**Data items**
——
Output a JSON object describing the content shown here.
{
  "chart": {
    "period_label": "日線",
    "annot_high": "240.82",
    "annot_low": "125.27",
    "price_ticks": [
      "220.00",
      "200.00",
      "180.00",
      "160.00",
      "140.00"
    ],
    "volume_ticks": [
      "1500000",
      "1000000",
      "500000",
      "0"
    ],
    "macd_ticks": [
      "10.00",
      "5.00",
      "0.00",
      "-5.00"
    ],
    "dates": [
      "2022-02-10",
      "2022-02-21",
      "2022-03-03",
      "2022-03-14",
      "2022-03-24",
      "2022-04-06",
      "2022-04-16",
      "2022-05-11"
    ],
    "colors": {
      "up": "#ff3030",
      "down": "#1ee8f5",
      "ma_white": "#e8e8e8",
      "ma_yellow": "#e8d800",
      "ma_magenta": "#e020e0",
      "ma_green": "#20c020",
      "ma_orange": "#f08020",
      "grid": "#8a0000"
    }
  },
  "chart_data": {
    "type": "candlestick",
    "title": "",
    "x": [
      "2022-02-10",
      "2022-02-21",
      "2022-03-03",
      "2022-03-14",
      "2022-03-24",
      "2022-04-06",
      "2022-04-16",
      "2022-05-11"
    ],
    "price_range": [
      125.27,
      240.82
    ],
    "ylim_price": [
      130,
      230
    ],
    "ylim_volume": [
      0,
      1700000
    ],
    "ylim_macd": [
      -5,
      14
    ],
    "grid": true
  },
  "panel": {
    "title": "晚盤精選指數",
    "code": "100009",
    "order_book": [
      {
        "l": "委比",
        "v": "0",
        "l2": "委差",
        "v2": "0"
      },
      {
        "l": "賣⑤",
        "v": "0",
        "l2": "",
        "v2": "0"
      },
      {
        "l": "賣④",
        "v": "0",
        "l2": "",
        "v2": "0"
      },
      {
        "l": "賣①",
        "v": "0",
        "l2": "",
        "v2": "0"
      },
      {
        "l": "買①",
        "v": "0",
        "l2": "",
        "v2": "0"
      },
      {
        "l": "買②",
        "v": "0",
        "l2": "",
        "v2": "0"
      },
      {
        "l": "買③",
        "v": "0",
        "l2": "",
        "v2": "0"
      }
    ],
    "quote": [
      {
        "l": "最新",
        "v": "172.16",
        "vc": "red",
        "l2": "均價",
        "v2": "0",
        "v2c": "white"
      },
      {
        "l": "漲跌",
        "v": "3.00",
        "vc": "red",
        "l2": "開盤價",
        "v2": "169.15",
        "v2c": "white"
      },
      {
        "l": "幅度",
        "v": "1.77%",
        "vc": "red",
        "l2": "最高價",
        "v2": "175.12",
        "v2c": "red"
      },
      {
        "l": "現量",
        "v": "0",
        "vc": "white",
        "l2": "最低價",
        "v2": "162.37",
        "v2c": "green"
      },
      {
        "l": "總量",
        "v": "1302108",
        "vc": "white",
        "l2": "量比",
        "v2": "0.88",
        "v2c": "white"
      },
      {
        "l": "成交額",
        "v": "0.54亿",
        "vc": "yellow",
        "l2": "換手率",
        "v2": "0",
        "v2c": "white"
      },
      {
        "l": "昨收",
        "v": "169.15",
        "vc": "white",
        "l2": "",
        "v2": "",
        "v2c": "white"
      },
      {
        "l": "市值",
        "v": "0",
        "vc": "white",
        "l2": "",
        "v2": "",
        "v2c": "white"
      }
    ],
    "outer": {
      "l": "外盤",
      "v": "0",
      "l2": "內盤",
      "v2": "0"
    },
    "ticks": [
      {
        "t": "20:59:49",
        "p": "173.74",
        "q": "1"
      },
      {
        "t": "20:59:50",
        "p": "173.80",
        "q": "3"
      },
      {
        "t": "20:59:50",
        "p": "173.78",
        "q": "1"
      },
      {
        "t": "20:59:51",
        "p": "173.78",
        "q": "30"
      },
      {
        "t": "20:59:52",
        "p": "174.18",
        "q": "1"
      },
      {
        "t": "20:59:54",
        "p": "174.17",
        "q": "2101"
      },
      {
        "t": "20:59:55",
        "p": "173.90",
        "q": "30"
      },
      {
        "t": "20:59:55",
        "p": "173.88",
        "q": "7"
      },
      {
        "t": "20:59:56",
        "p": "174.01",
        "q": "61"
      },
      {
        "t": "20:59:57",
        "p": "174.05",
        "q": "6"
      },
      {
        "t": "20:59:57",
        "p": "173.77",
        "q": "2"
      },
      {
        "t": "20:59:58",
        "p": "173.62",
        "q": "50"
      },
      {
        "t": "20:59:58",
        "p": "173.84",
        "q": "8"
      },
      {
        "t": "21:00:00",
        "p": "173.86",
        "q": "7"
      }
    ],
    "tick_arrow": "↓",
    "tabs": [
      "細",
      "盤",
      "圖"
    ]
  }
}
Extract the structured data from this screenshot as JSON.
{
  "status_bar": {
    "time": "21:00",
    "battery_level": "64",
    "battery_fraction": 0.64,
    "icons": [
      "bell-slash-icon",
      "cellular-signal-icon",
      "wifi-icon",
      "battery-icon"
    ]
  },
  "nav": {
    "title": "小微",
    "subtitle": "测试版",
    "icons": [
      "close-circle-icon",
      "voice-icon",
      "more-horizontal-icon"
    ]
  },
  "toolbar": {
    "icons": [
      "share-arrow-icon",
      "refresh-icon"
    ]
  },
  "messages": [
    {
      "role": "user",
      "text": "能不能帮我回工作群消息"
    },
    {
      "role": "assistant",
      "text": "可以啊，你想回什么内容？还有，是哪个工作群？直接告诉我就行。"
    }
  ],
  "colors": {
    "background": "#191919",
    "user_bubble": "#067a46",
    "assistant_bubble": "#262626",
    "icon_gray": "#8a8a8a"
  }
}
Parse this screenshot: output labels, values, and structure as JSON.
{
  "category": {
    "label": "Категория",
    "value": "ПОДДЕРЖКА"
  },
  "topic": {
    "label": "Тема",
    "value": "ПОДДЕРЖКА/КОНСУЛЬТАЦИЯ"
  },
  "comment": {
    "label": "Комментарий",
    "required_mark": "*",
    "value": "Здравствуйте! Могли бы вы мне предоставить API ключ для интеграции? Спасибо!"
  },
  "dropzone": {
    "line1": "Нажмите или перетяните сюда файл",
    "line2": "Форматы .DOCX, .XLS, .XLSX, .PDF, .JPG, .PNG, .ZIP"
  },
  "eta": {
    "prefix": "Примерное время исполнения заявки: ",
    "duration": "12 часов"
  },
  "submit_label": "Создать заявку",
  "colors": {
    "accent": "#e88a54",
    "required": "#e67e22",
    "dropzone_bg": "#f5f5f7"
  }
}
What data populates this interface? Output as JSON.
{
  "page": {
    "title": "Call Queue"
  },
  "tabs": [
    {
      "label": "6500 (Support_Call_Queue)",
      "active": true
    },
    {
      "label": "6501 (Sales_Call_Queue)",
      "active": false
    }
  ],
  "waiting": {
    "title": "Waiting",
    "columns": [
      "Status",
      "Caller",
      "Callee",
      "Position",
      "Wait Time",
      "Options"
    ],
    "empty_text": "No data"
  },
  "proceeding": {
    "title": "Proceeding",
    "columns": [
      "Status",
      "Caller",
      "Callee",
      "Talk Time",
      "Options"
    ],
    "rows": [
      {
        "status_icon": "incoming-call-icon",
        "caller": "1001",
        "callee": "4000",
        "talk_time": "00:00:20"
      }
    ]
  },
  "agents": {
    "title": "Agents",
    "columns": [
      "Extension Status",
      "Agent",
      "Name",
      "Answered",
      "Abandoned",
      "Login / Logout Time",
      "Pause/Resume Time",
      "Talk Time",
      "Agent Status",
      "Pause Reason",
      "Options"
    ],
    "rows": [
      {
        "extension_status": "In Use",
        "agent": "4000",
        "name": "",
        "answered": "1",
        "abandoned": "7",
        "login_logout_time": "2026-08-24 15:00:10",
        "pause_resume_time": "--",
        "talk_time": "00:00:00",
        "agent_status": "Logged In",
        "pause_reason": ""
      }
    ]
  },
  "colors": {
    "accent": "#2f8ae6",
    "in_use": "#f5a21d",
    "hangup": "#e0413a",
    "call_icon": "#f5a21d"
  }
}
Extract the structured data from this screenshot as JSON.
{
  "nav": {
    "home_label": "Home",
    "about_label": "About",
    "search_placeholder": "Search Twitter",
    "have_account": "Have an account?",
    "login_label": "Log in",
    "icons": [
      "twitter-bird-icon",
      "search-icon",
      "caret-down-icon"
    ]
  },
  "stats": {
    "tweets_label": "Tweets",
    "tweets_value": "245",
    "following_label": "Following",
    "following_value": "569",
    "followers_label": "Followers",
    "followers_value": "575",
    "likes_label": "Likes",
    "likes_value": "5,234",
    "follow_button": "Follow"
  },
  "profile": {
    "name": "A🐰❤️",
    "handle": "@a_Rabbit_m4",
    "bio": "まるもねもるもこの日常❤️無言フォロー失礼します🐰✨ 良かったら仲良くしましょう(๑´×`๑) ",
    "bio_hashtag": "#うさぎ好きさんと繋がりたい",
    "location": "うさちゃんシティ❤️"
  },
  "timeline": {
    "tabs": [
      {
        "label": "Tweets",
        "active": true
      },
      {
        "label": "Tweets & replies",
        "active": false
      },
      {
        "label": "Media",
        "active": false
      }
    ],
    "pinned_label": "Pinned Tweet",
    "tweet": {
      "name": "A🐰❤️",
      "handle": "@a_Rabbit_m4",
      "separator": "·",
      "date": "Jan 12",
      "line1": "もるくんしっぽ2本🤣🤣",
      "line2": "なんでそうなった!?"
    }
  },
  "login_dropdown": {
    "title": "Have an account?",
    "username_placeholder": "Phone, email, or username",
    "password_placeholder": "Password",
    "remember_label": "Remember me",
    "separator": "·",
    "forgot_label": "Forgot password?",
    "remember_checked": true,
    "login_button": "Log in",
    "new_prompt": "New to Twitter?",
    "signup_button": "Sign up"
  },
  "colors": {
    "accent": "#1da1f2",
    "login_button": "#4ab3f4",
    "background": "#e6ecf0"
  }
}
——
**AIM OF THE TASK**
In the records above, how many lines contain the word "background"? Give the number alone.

**EXERCISE OUTPUT**
2